It was quite a change for me, and one that I was hesitant to make.

I grew up in suburbia, and grew less and less enchanted with it as I got older. My ex-husband and I moved to Baltimore in 2005? 2007? Somewhere in there, anyway. That was the moment I realized I really am a city girl at heart.

From that aspect, moving to Portland was an easy choice. I fell in love with the city, and it’s a small enough city that I don’t feel intimidated like I do in larger cities. Even DC is too big for me.

And even though I was living in the Portland suburbs, we were close enough to Portland proper that the city felt like it was home.

What I am not and never had been was a small-town girl, a country girl. That, plus the distance from Portland, from my friends, made me hesitant to make this move.

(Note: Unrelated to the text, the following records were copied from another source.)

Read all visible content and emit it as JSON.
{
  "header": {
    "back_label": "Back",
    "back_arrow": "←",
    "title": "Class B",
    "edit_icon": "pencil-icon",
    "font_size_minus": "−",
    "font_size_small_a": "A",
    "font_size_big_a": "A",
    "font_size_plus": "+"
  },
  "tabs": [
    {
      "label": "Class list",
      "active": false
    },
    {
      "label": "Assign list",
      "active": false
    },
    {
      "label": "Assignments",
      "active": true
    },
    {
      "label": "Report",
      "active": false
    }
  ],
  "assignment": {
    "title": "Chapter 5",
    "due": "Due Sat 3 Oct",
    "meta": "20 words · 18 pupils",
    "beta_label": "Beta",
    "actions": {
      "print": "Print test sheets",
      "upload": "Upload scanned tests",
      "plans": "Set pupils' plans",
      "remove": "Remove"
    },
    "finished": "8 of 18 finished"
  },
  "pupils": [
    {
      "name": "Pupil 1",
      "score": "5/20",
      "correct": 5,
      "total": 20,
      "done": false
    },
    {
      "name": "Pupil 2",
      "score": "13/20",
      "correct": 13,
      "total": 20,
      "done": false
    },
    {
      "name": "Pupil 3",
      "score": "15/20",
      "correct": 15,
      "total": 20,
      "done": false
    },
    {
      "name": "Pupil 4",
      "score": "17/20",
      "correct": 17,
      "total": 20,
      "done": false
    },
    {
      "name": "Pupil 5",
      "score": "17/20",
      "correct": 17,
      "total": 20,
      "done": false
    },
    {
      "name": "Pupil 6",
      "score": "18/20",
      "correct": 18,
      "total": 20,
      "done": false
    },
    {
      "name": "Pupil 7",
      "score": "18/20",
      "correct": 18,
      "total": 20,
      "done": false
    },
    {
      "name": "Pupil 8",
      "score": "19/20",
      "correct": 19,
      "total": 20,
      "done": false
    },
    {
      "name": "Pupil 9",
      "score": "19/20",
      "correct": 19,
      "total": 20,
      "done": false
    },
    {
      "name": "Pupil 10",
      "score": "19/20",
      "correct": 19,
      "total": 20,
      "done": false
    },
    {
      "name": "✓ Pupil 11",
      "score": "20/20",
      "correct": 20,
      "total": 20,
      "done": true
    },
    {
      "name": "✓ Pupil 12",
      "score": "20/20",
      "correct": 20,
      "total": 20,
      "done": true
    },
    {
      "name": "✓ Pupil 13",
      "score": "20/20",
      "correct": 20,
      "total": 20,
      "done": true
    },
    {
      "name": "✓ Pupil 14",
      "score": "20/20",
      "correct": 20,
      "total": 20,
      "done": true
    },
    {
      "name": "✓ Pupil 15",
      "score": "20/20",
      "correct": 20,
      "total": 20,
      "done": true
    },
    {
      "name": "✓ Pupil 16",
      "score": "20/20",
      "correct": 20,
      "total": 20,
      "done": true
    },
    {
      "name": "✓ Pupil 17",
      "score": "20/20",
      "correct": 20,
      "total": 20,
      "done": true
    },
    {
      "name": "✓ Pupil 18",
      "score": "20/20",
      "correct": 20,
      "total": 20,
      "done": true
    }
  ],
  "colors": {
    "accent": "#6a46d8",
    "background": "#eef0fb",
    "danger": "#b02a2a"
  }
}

But a year later, I am oh so glad I did.

The area I live in is beautiful. We have a view of the Columbia River out our back windows. It’s quiet and peaceful, and in this year I’ve needed that quiet and peace to heal from a lifetime of struggle.

I was particularly hesitant to make this move because Roy & I had been together for so short a time. It was putting a lot on a relatively new relationship for me to uproot and move in.

But I am oh so glad I did.

I’m adjusting to being far away from everything – well, except for St Helens and Scappoose. I’m getting used to small town life. I’m getting used to driving for a long time to get to Portland.

And as the city I love goes through some severe growing pains, it’s kind of nice to have some distance between it and me.  This small town feels safer, more comfortable.

This is home now.

Olympic National Park

I’m so far behind on posting about things that have been going on, so I’m going to start with a trip we took in June.

I was having such bad anxiety leading up to the anniversary of Jay’s death that I said to Roy one evening that it would be nice to be out of town between 6/1 and 6/6 (between death day and birthday). We’d been watching the Ken Burns National Parks series, which had inspired us to want to travel to more of them. So bless him – he set up a trip to Olympic National Park, which was a park neither of us had been to.

We started our road trip on June 1st, driving up I-5 and eventually onto 101, which road eventually led us through the hamlet of Humptulips, which led to a lot of giggling.

We stayed in Quinault, WA at the Lake Quinault Lodge. Ironically, that was right down the road from where Jay had spent so much time at the Rain Forest Writers Retreat, which made it all a little bittersweet. But that was OK.

On 6/2, our first full day there, we drove on South Shore Road, which led around the southern perimeter of Lake Quinault and long the Quinault River.

On the second day, we drove up 101 to the Hoh Rain Forest (link to Google Maps), which we didn’t hike in because we timed things badly and were both ready for lunch when we got there (and there was no place to eat). So we kept driving until we go to the town of Forks, where we had lunch and wandered around a bit.

The coast along that piece of 101 is very wild – by that I mean, it’s natural and not built-up like the east coast beaches I grew up with. A lot of it looked like this:

We also stopped along the way to see the biggest spruce, which had been mowed down by lightning on Roy’s & my birthday in 2014 (yes, we share a birthday – aren’t we just too cute?), as well as the biggest cedar.

On 6/4, it was beastly hot, so we drove up to Ocean Shores to enjoy the cool ocean air. We parked for a little while on the beach itself, where I was lucky that the dead sea lion on the sands wasn’t visible to me, although the guy that came up and took a tooth from the corpse certainly was. People make me wonder …

One the way back from the beach, we stopped in Aberdeen to visit the Aberdeen Museum of History, which is an eclectic little museum, but fascinating. Of course, it had an exhibit about Kurt Cobain, but most of the contents were about the founding and development of the town. This is my favorite picture of the ones we took there:

Never let it be said that I don’t want to undermine the government and wreck the nation.

I also introduced Roy to the experience that is the Star Wars Shop, which is a can’t-miss stop in Aberdeen.

Our last day there was so hot, we didn’t do much more than admire the view from the back of the lodge.

A good trip, all the way around.